How UK Companies Have Prepared for Cross-Border Payments Post-Brexit
The transitional period that has kept the United Kingdom attached to the European Union expired on the 31st of December. Although both sides managed to negotiate the new trade deal, there is still a lot of uncertainty surrounding the agreement. Marius Galdikas, CEO at ConnectPay, has shared insights on a pre-exit strategy some of the UK’s market players’ executed beforehand seeking to remain in the EU regulatory framework.
ConnectPay, an online banking service provider, has been working closely with a few UK-based firms. Marius Galdikas, CEO at ConnectPay, has shared that even before the new trade deal was announced, their UK partners had started establishing out-of-country entities in order to remain inside the European Union’s regulatory framework. This, along with the following of new rules for the Single Euro Payments Area (SEPA) payments shows UK’s companies’ aim to retain a strong connection to the EU market.
The UK and EU managed to strike a deal before the deadline, however, some major issues still remain unresolved. That said, a great deal of uncertainty has been looming throughout the entire transitional period, raising questions on how to navigate through newly-set barriers and continue business with partners based in the EU.

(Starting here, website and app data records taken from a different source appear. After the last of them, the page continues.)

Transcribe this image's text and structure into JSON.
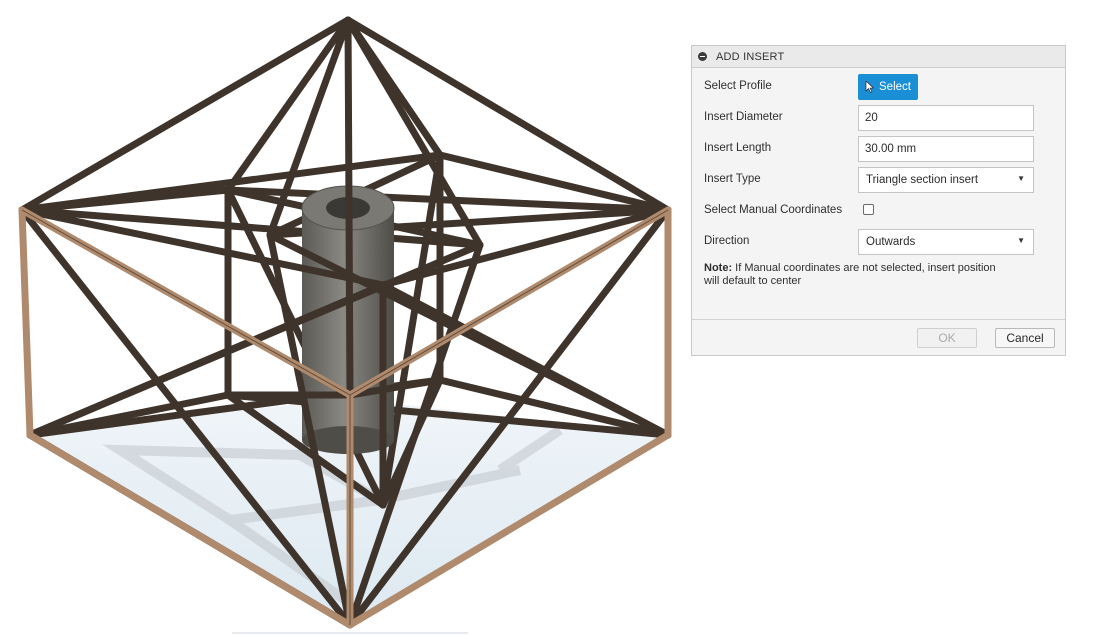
{
  "panel": {
    "title": "ADD INSERT",
    "fields": {
      "select_profile": {
        "label": "Select Profile",
        "button_label": "Select"
      },
      "insert_diameter": {
        "label": "Insert Diameter",
        "value": "20"
      },
      "insert_length": {
        "label": "Insert Length",
        "value": "30.00 mm"
      },
      "insert_type": {
        "label": "Insert Type",
        "value": "Triangle section insert"
      },
      "manual_coordinates": {
        "label": "Select Manual Coordinates",
        "checked": false
      },
      "direction": {
        "label": "Direction",
        "value": "Outwards"
      }
    },
    "note": {
      "prefix": "Note:",
      "text": " If Manual coordinates are not selected, insert position will default to center"
    },
    "buttons": {
      "ok": "OK",
      "cancel": "Cancel"
    }
  },
  "icons": {
    "collapse": "collapse-minus-icon",
    "cursor": "cursor-arrow-icon",
    "caret": "chevron-down-icon"
  },
  "colors": {
    "accent": "#1b8fd6",
    "strut_dark": "#3f342b",
    "strut_light": "#b08a6c",
    "cylinder": "#6f6d67",
    "ground": "#dde9f2"
  }
}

M. Galdikas shared that, before the Brexit deadline, he has witnessed several partners establish entities in Ireland and continental Europe.
“I think the biggest driver has been the opportunity to uphold licenses within the EU as well as to mitigate uncertainty over regulatory and AML requirements if they start to diverge,”
explained Galdikas. “Also, there are still quite a few question marks hanging over the trade agreements, which is likely to result in additional costs for the businesses. That’s why setting up and signing deals with EU-entities brings more reassurance that we all can continue business as usual,” he added.
The departure has raised talks about the future of Single Euro Payments Area—SEPA—payments. Businesses have grown fond of the swiftness SEPA has brought to all cross-border transactions, and it seems they may continue using SEPA services offered by the EU financial institutions (FIs) as long as the latter apply the current rules for non-EEA transactions to SEPA Credit Transfer (SCT) and SEPA Direct Debit (SDD) payments within the UK.
Slight disorder concerning SEPA payments processing is inevitable, hence the Bank of England’s previously issued warning to UK’s financial institutions to “continue taking measures to minimise disruption”. Galdikas seconded this, noting that non-UK FIs, including themselves, have already taken the appropriate measures in regard to the matter to ensure the transition is as seamless as possible.
“From a technical perspective, we already have a setup for non-EEA SEPA members—like Switzerland—where we require debtor address details, thus we will just flick a switch to turn on the same requirements for payments to/from the UK,” he added.
“Without a doubt, it is quite a stressful time for all,” Galdikas continued. “That said, fintechs are no strangers to sudden changes in the market, thus we look forward to continuing to work with UK-based businesses and aim to help them ease into the post-Brexit framework any way we can.”
ConnectPay is an online banking service provider for internet-based companies, offering a wide range of payment solutions, including SEPA and SWIFT payments, IBAN multi-currency accounts, Mastercard online card payments, and merchant accounts. All processes are operated via a fully automated fraud prevention and compliance management ecosystem. Smooth onboarding process and customized client solutions enable businesses to utilize innovative payment solutions to meet the needs of their digital customers. ConnectPay holds an EMI license, issued by the bank of Lithuania, and is a member of the monetary authority of the Eurozone.
Photo credits: Unsplash